*PROBLEM TO WORK ON*: Without pictures, retype the following entries exactly.

Web page and app entries:

------------------------------------

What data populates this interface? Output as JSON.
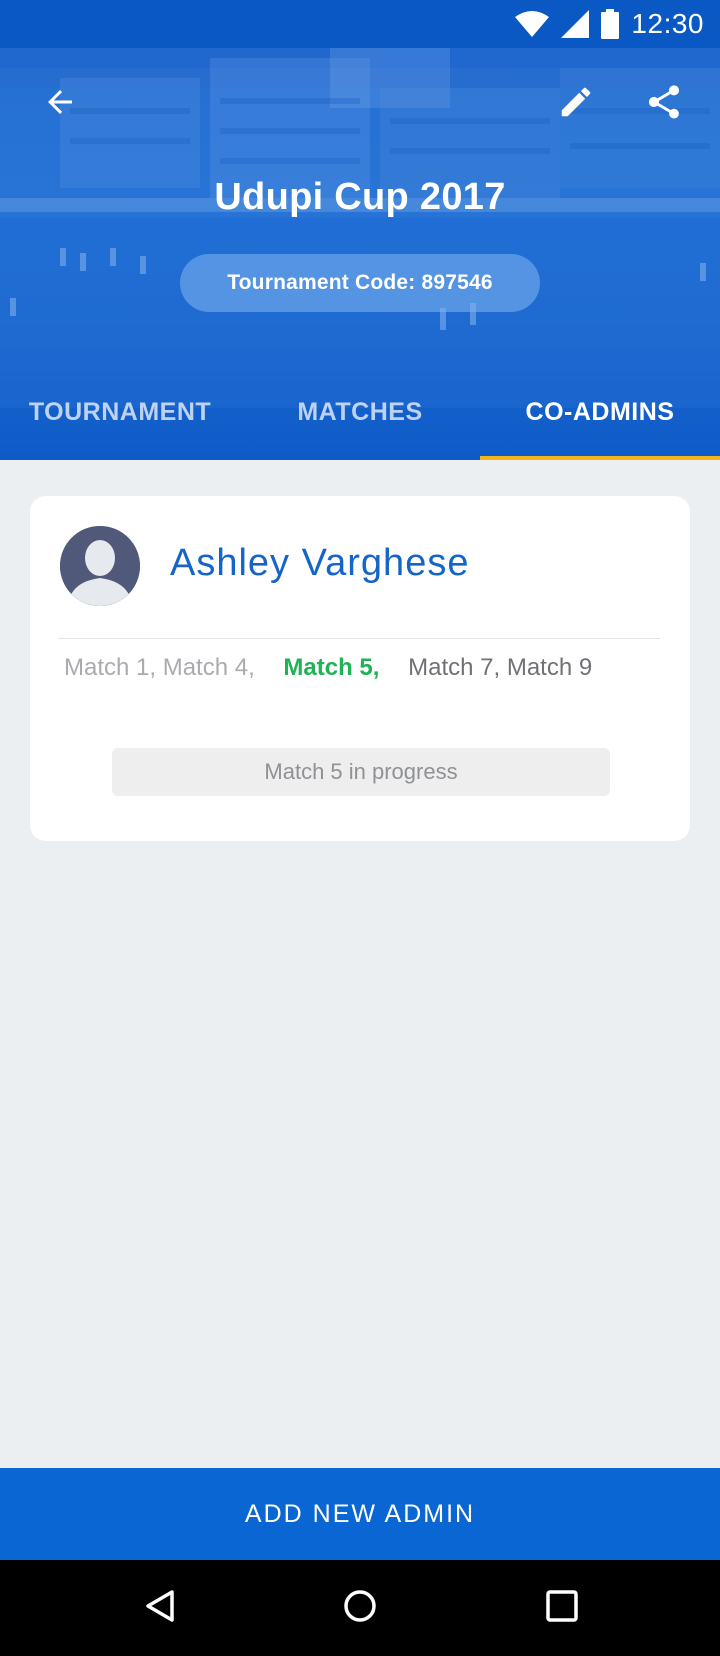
{
  "status_bar": {
    "time": "12:30",
    "icons": [
      "wifi-icon",
      "signal-icon",
      "battery-icon"
    ]
  },
  "header": {
    "title": "Udupi Cup 2017",
    "tournament_code": "Tournament Code: 897546",
    "icons": {
      "back": "arrow-back-icon",
      "edit": "pencil-icon",
      "share": "share-icon"
    }
  },
  "tabs": [
    {
      "label": "TOURNAMENT",
      "active": false
    },
    {
      "label": "MATCHES",
      "active": false
    },
    {
      "label": "CO-ADMINS",
      "active": true
    }
  ],
  "admin_card": {
    "name": "Ashley Varghese",
    "matches_done": "Match 1, Match 4,",
    "match_current": "Match 5,",
    "matches_upcoming": "Match 7, Match 9",
    "status": "Match 5 in progress"
  },
  "add_button_label": "ADD NEW ADMIN",
  "colors": {
    "primary": "#0a66d2",
    "tab_indicator": "#f5b21b",
    "current_match": "#21b256",
    "admin_name": "#1565c8",
    "background": "#eceff2"
  },
  "nav_bar": {
    "icons": [
      "back-triangle-icon",
      "home-circle-icon",
      "recents-square-icon"
    ]
  }
}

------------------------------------

*SOLUTION TO THE PROBLEM*:
What data populates this interface? Output as JSON.
{
  "status_bar": {
    "time": "12:30",
    "icons": [
      "wifi-icon",
      "signal-icon",
      "battery-icon"
    ]
  },
  "header": {
    "title": "Udupi Cup 2017",
    "tournament_code": "Tournament Code: 897546",
    "icons": {
      "back": "arrow-back-icon",
      "edit": "pencil-icon",
      "share": "share-icon"
    }
  },
  "tabs": [
    {
      "label": "TOURNAMENT",
      "active": false
    },
    {
      "label": "MATCHES",
      "active": false
    },
    {
      "label": "CO-ADMINS",
      "active": true
    }
  ],
  "admin_card": {
    "name": "Ashley Varghese",
    "matches_done": "Match 1, Match 4,",
    "match_current": "Match 5,",
    "matches_upcoming": "Match 7, Match 9",
    "status": "Match 5 in progress"
  },
  "add_button_label": "ADD NEW ADMIN",
  "colors": {
    "primary": "#0a66d2",
    "tab_indicator": "#f5b21b",
    "current_match": "#21b256",
    "admin_name": "#1565c8",
    "background": "#eceff2"
  },
  "nav_bar": {
    "icons": [
      "back-triangle-icon",
      "home-circle-icon",
      "recents-square-icon"
    ]
  }
}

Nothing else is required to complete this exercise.